“Our syndicate of three has worked really successfully.” says John Caulcutt, referring to himself and his fellow Mariquita owners Stephen Hemsley and Jamie Matheson. “Helped by our great captain, George Newman, and our professional and race crew we have trained up a really cohesive team over the last three years.”
Mariquita, a gaff cutter, may look like a treasured museum piece but she is every bit a grand prix racing yacht. Like other classic yacht ‘trustees’ her owners have spent the past few years maintaining her to the highest standard and trying to make her go faster. She is now firmly established on the European and UK classic yacht racing circuit.
During her first season in 2013 Mariquita was regularly in the top three in the fiercely competitive Mediterranean classic yacht circuit. ”We wanted to win,” said Caulcutt, “so we did a lot of work on the bottom of the boat, and flattened the topsail to produce more drive. We achieved that extra half knot of boat speed that we had hoped for and went on to win the 2014 Big Boat Class of the Panerai Mediterranean circuit. That was a huge success for our team and gave us the impetus to bring the yacht to the Solent this year, to see if we could repeat our performance. We were very pleased that we did.”
The 2015 summer has seen many highlights for the three year Mariquita campaign. During the Royal Yacht Squadron’s 200th birthday celebrations in Cowes the owners and regular crew hosted the Duke of Wessex for a race in June. Olympic Gold Medallist Shirley Robertson also joined the yacht on one occasion to take the helm.
“We’ve achieved more than we could ever expect with Mariquita,” says Caulcutt “and there is still much potential to be released. Our great hope now is to hand her over to her next guardians, who can care for her and set her on the path that will take her through her next 100 years.”
The current owners’ campaign was not the beginning for the re-born Mariquita. Following her restoration she has been racing seriously since 2004. Mariquita is now one of the largest classic yachts still sailing under gaff rig and her restoration and on-going care means she is kept in prime condition to be raced competitively for many years to come.
The name Mariquita means ladybird in Spanish, but beware, it can also mean ‘ladyboy’ in South American Spanish!
Mariquita, a 19 Metre design, was designed and built for industrialist Arthur Stothert by William Fife III and launched in 1911 at Fairlie on the Clyde in Scotland. One of four 19 Metres she was watched closely in the period just before the First World War by everyone that followed sailing.
Mariquita is 125ft long (38.1m). As a gaff rigged cutter Mariquita was a pre-cursor to the J-Class which followed in the 1930s. The 19 Metres raced competitively until war intervened and Mariquita was sold to Norway in 1915.
By the 1950s all the other 19 Metres had disappeared but in 1938 Mariquita was decommissioned in West Mersea and moved to a mud berth at Pinmill in Suffolk on the River Orwell where she was used as a house boat for over thirty years. Her glory days seemed far behind her.

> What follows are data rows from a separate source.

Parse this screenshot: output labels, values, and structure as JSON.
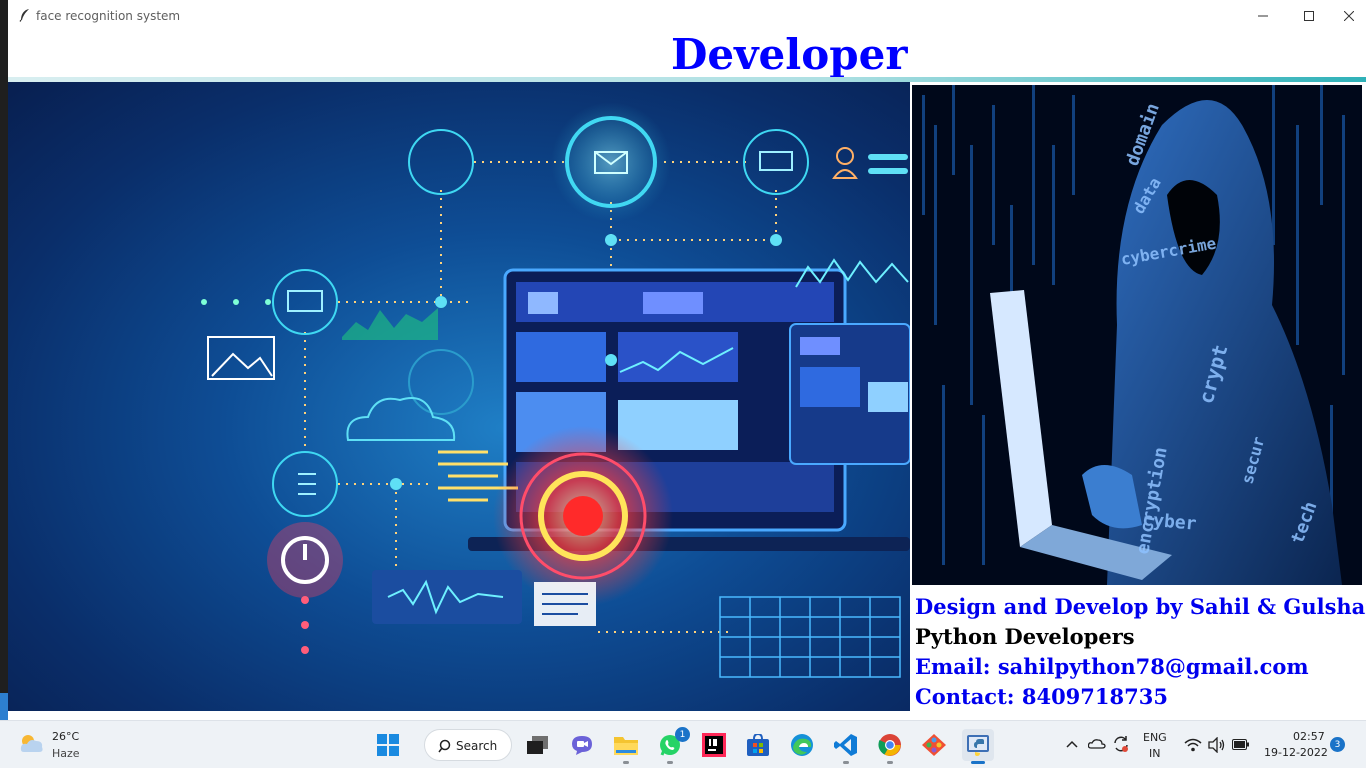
{
  "window": {
    "title": "face recognition system",
    "heading": "Developer"
  },
  "credits": {
    "line1": "Design and Develop by Sahil & Gulshan",
    "line2": "Python Developers",
    "line3": "Email: sahilpython78@gmail.com",
    "line4": "Contact: 8409718735"
  },
  "images": {
    "left": "technology-network-illustration",
    "right": "hooded-hacker-with-laptop",
    "hacker_words": [
      "domain",
      "cybercrime",
      "encryption",
      "crypt",
      "data",
      "cyber",
      "tech",
      "secur"
    ]
  },
  "taskbar": {
    "weather": {
      "temp": "26°C",
      "condition": "Haze",
      "icon": "weather-haze-icon"
    },
    "search_label": "Search",
    "apps": [
      {
        "name": "windows-start-icon"
      },
      {
        "name": "task-view-icon"
      },
      {
        "name": "teams-chat-icon"
      },
      {
        "name": "file-explorer-icon"
      },
      {
        "name": "whatsapp-icon",
        "badge": "1"
      },
      {
        "name": "intellij-idea-icon"
      },
      {
        "name": "microsoft-store-icon"
      },
      {
        "name": "edge-icon"
      },
      {
        "name": "vscode-icon"
      },
      {
        "name": "chrome-icon"
      },
      {
        "name": "git-icon"
      },
      {
        "name": "python-idle-icon"
      }
    ],
    "tray": {
      "lang_top": "ENG",
      "lang_bottom": "IN",
      "time": "02:57",
      "date": "19-12-2022",
      "notifications": "3"
    }
  },
  "colors": {
    "heading": "#0000ff",
    "credit_blue": "#0000ee",
    "credit_black": "#000000",
    "accent": "#1a73c8"
  }
}
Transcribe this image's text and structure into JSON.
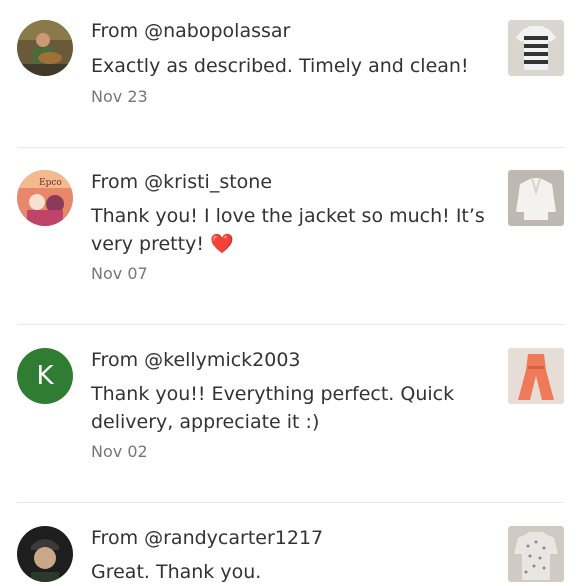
{
  "reviews": [
    {
      "from": "From @nabopolassar",
      "message": "Exactly as described. Timely and clean!",
      "date": "Nov 23",
      "avatar_icon": "user-photo-guitar",
      "thumb_icon": "striped-shirt"
    },
    {
      "from": "From @kristi_stone",
      "message": "Thank you! I love the jacket so much! It’s very pretty!",
      "emoji": "❤️",
      "date": "Nov 07",
      "avatar_icon": "user-photo-epcot",
      "thumb_icon": "white-jacket"
    },
    {
      "from": "From @kellymick2003",
      "message": "Thank you!! Everything perfect. Quick delivery, appreciate it :)",
      "date": "Nov 02",
      "avatar_letter": "K",
      "avatar_color": "#2e7d32",
      "thumb_icon": "coral-jumpsuit"
    },
    {
      "from": "From @randycarter1217",
      "message": "Great. Thank you.",
      "avatar_icon": "user-photo-cap",
      "thumb_icon": "patterned-shirt"
    }
  ]
}
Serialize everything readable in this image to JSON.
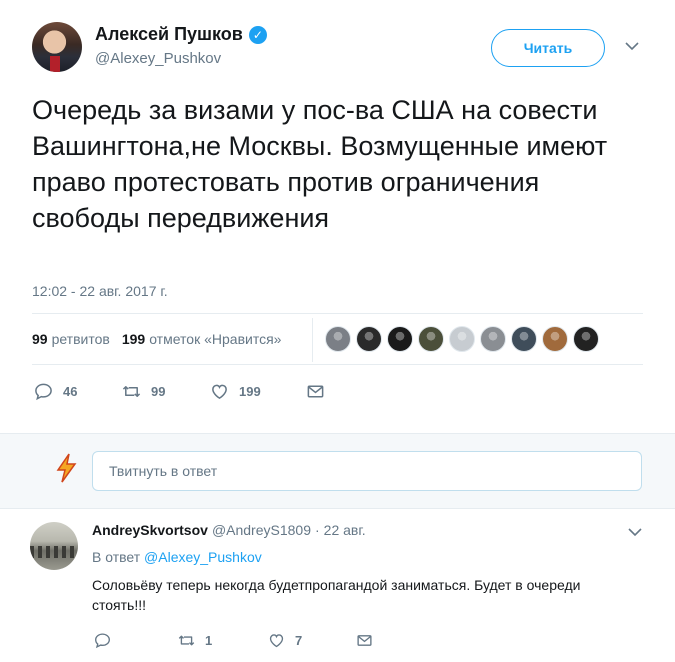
{
  "tweet": {
    "author_name": "Алексей Пушков",
    "author_handle": "@Alexey_Pushkov",
    "follow_label": "Читать",
    "text": "Очередь за визами у пос-ва США на совести Вашингтона,не Москвы. Возмущенные имеют право протестовать против ограничения свободы передвижения",
    "timestamp": "12:02 - 22 авг. 2017 г.",
    "retweets_count": "99",
    "retweets_label": "ретвитов",
    "likes_count": "199",
    "likes_label": "отметок «Нравится»",
    "actions": {
      "reply_count": "46",
      "retweet_count": "99",
      "like_count": "199"
    },
    "liker_colors": [
      "#7b7f86",
      "#2a2a2a",
      "#1a1a1a",
      "#4b4f3a",
      "#c7ccd1",
      "#8a8e93",
      "#3f4d5a",
      "#a06a3c",
      "#222222"
    ]
  },
  "reply_box": {
    "placeholder": "Твитнуть в ответ"
  },
  "reply": {
    "author_name": "AndreySkvortsov",
    "author_handle": "@AndreyS1809",
    "separator": "·",
    "date": "22 авг.",
    "in_reply_prefix": "В ответ",
    "in_reply_handle": "@Alexey_Pushkov",
    "text": "Соловьёву теперь некогда будетпропагандой заниматься. Будет в очереди стоять!!!",
    "actions": {
      "reply_count": "",
      "retweet_count": "1",
      "like_count": "7"
    }
  },
  "colors": {
    "accent": "#1da1f2",
    "muted": "#657786",
    "divider": "#e6ecf0"
  },
  "icons": [
    "verified-icon",
    "chevron-down-icon",
    "reply-icon",
    "retweet-icon",
    "like-icon",
    "message-icon",
    "user-avatar-icon"
  ]
}
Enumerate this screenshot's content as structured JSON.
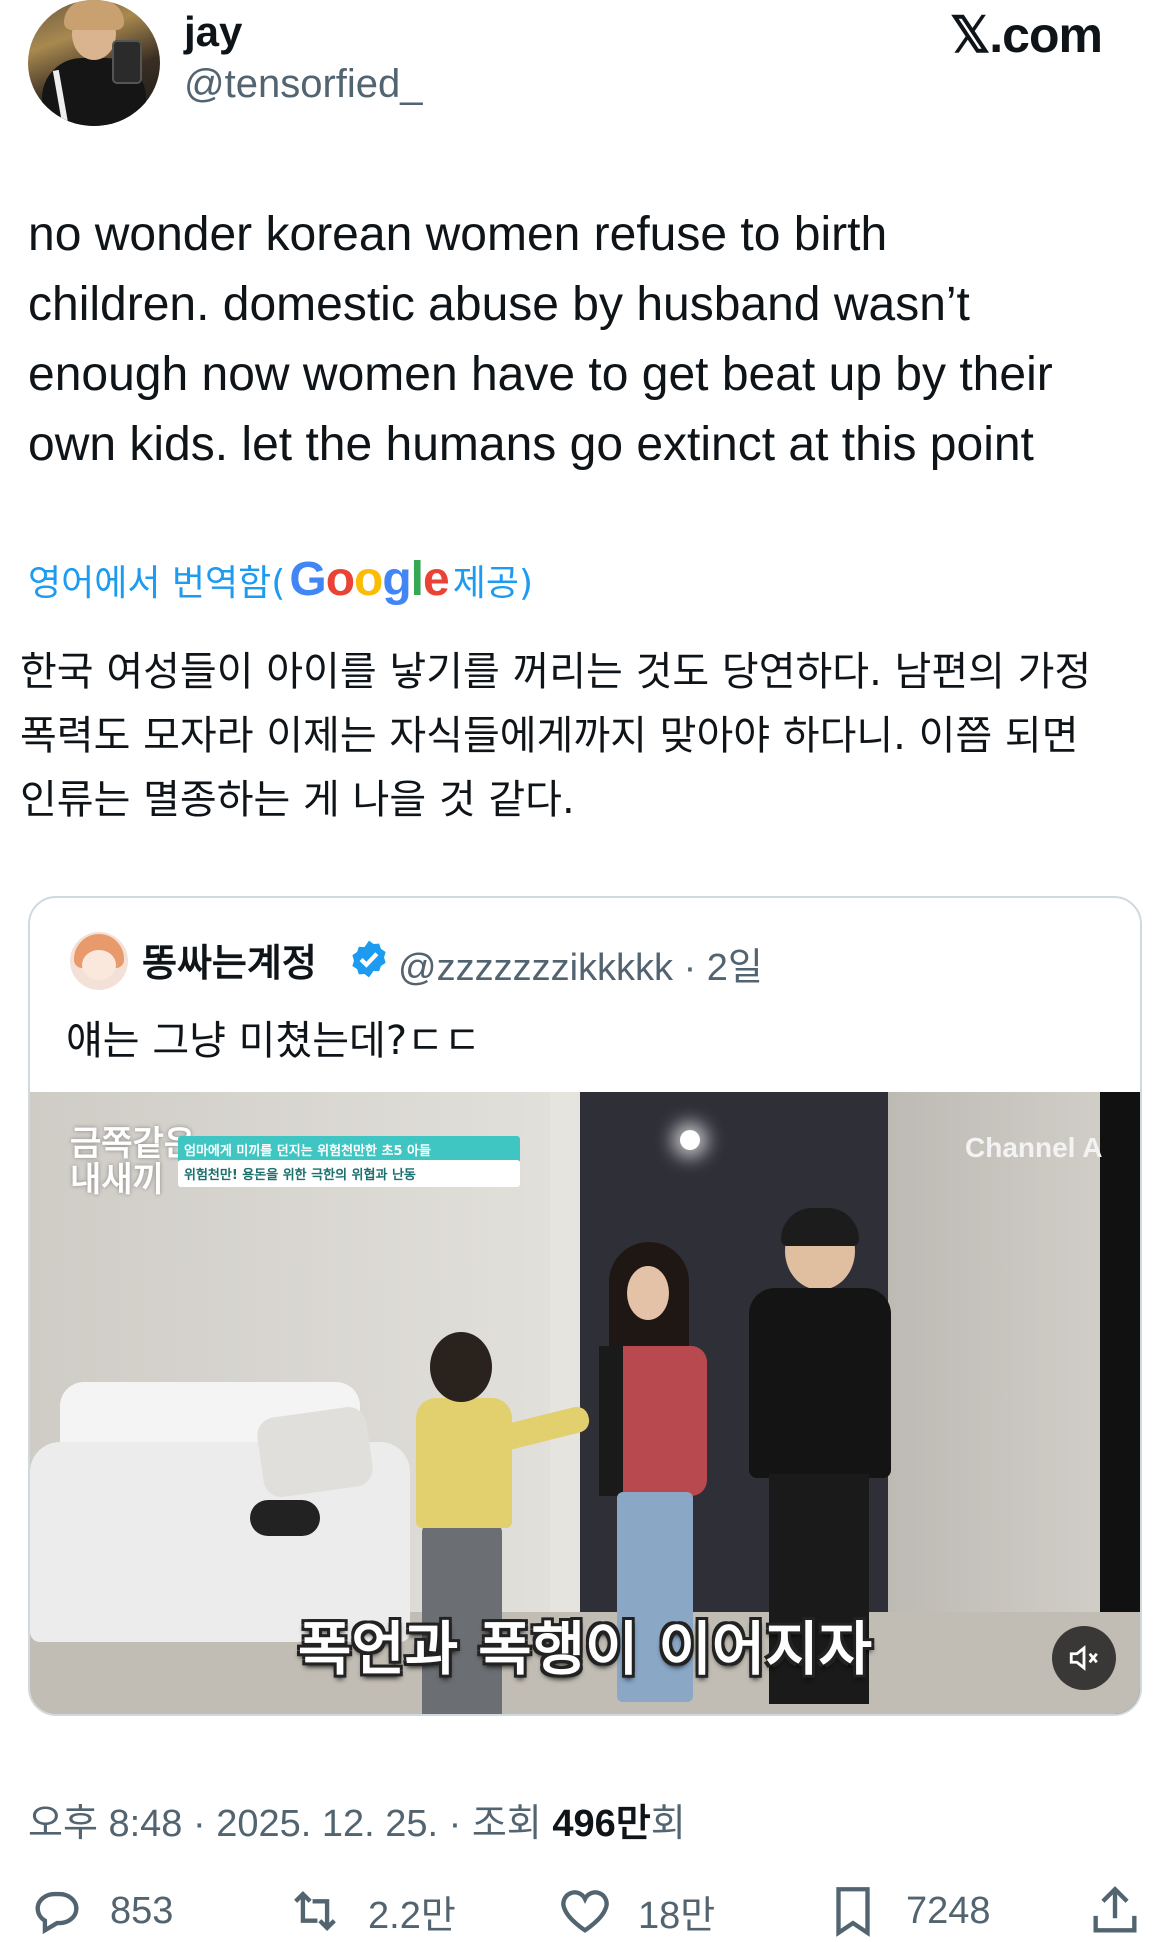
{
  "header": {
    "display_name": "jay",
    "handle": "@tensorfied_",
    "site": "𝕏.com"
  },
  "post": {
    "text": "no wonder korean women refuse to birth\nchildren. domestic abuse by husband wasn’t\nenough now women have to get beat up by their\nown kids. let the humans go extinct at this point",
    "translate_label": "영어에서 번역함(",
    "translate_provider": "Google",
    "translate_suffix": " 제공)",
    "translated_text": "한국 여성들이 아이를 낳기를 꺼리는 것도 당연하다. 남편의 가정\n폭력도 모자라 이제는 자식들에게까지 맞아야 하다니. 이쯤 되면\n인류는 멸종하는 게 나을 것 같다."
  },
  "quote": {
    "display_name": "똥싸는계정",
    "handle_and_time": "@zzzzzzzikkkkk · 2일",
    "text": "얘는 그냥 미쳤는데?ㄷㄷ",
    "video": {
      "show_logo": "금쪽같은\n내새끼",
      "caption_line1": "엄마에게 미끼를 던지는 위험천만한 초5 아들",
      "caption_line2": "위험천만! 용돈을 위한 극한의 위협과 난동",
      "channel": "Channel A",
      "subtitle": "폭언과 폭행이 이어지자",
      "muted": true
    }
  },
  "meta": {
    "time_date": "오후 8:48 · 2025. 12. 25. · 조회 ",
    "views": "496만",
    "views_suffix": "회"
  },
  "actions": {
    "replies": "853",
    "reposts": "2.2만",
    "likes": "18만",
    "bookmarks": "7248"
  },
  "colors": {
    "link": "#1d9bf0",
    "secondary": "#536471",
    "border": "#cfd9de"
  }
}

In 1991 she was moved to Hamble where she was restored during a massive three year project by Fairlie Restorations, in fact the biggest project that the renowned company had ever overtaken. Her original structure was still intact, but a complete rebuild was needed to bring her up to her current immaculate condition and to retain her original characteristics.
In 2004 she set sail once again under new guardianship and is now one of the stars of the classic circuit. Over the last decade she has sailed on the Clyde, Cowes, Falmouth, and countless Mediterranean regattas including Monaco Classic Week, Regates Royales Cannes and Les Voiles de Saint-Tropez.
Mariquita’s accommodation allows for five guests and six crew while she needs 18 – 20 crew to race her so she is well suited to day racing. She is looked after to an extremely high standard by her permanent crew.
She is of a composite construction, with steel frames planked over in mahogany and secured with bronze fastenings. Addition of modern coatings, bedding compounds and insulation methods, a new engine and modern systems have been installed but her original personality remains intact.